## Work instructions
Pictures stay out of your copy, but everything else in the records below must be repeated exactly.

## Input material
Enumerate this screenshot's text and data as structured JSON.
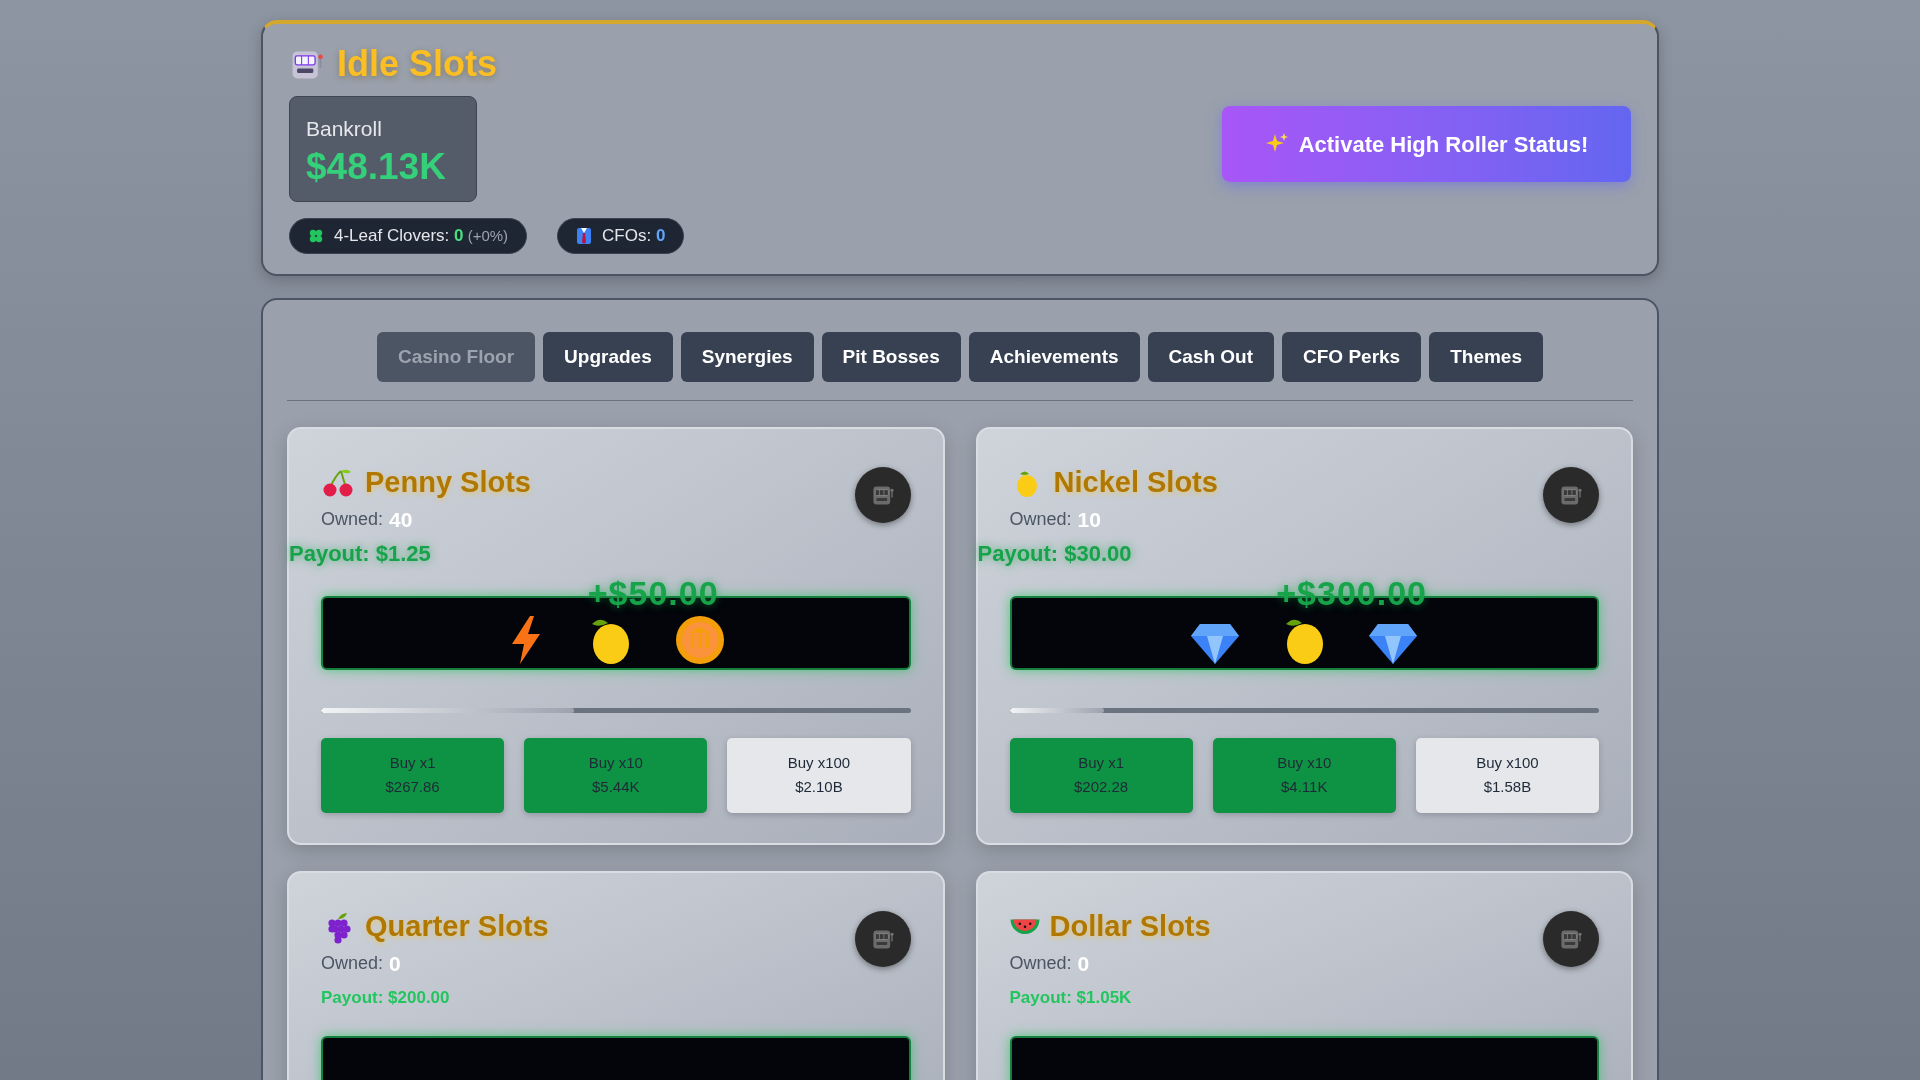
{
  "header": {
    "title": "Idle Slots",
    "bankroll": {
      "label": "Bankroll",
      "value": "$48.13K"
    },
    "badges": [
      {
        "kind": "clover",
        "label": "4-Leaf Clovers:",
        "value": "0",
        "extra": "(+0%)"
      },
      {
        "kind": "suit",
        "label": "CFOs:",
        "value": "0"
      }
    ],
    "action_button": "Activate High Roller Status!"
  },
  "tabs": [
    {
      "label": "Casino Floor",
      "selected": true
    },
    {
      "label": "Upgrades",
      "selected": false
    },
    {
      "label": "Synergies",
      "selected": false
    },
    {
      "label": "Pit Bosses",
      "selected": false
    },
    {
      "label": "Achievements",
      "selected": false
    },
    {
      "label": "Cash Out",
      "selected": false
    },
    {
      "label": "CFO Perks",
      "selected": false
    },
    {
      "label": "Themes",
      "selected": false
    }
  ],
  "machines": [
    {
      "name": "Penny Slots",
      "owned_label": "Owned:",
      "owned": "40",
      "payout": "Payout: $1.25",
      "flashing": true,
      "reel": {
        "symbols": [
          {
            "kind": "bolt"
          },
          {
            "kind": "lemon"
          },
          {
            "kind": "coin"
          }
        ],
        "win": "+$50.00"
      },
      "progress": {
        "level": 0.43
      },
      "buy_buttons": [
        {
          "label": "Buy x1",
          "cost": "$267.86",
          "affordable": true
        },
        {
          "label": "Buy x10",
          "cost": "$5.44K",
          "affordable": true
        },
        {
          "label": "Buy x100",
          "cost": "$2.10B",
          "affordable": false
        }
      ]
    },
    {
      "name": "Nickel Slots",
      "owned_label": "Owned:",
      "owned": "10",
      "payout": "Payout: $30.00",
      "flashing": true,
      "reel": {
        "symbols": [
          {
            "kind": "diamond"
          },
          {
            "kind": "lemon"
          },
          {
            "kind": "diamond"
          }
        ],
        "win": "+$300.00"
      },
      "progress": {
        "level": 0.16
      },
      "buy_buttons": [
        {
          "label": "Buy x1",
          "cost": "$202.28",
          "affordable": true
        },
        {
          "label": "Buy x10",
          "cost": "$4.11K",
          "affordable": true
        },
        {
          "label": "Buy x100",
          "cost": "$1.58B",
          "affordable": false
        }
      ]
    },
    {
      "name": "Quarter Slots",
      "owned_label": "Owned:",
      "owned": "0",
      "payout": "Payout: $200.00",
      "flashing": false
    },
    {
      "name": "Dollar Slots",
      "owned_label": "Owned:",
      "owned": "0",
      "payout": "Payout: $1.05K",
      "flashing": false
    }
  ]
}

## Written answer
Enumerate this screenshot's text and data as structured JSON.
{
  "header": {
    "title": "Idle Slots",
    "bankroll": {
      "label": "Bankroll",
      "value": "$48.13K"
    },
    "badges": [
      {
        "kind": "clover",
        "label": "4-Leaf Clovers:",
        "value": "0",
        "extra": "(+0%)"
      },
      {
        "kind": "suit",
        "label": "CFOs:",
        "value": "0"
      }
    ],
    "action_button": "Activate High Roller Status!"
  },
  "tabs": [
    {
      "label": "Casino Floor",
      "selected": true
    },
    {
      "label": "Upgrades",
      "selected": false
    },
    {
      "label": "Synergies",
      "selected": false
    },
    {
      "label": "Pit Bosses",
      "selected": false
    },
    {
      "label": "Achievements",
      "selected": false
    },
    {
      "label": "Cash Out",
      "selected": false
    },
    {
      "label": "CFO Perks",
      "selected": false
    },
    {
      "label": "Themes",
      "selected": false
    }
  ],
  "machines": [
    {
      "name": "Penny Slots",
      "owned_label": "Owned:",
      "owned": "40",
      "payout": "Payout: $1.25",
      "flashing": true,
      "reel": {
        "symbols": [
          {
            "kind": "bolt"
          },
          {
            "kind": "lemon"
          },
          {
            "kind": "coin"
          }
        ],
        "win": "+$50.00"
      },
      "progress": {
        "level": 0.43
      },
      "buy_buttons": [
        {
          "label": "Buy x1",
          "cost": "$267.86",
          "affordable": true
        },
        {
          "label": "Buy x10",
          "cost": "$5.44K",
          "affordable": true
        },
        {
          "label": "Buy x100",
          "cost": "$2.10B",
          "affordable": false
        }
      ]
    },
    {
      "name": "Nickel Slots",
      "owned_label": "Owned:",
      "owned": "10",
      "payout": "Payout: $30.00",
      "flashing": true,
      "reel": {
        "symbols": [
          {
            "kind": "diamond"
          },
          {
            "kind": "lemon"
          },
          {
            "kind": "diamond"
          }
        ],
        "win": "+$300.00"
      },
      "progress": {
        "level": 0.16
      },
      "buy_buttons": [
        {
          "label": "Buy x1",
          "cost": "$202.28",
          "affordable": true
        },
        {
          "label": "Buy x10",
          "cost": "$4.11K",
          "affordable": true
        },
        {
          "label": "Buy x100",
          "cost": "$1.58B",
          "affordable": false
        }
      ]
    },
    {
      "name": "Quarter Slots",
      "owned_label": "Owned:",
      "owned": "0",
      "payout": "Payout: $200.00",
      "flashing": false
    },
    {
      "name": "Dollar Slots",
      "owned_label": "Owned:",
      "owned": "0",
      "payout": "Payout: $1.05K",
      "flashing": false
    }
  ]
}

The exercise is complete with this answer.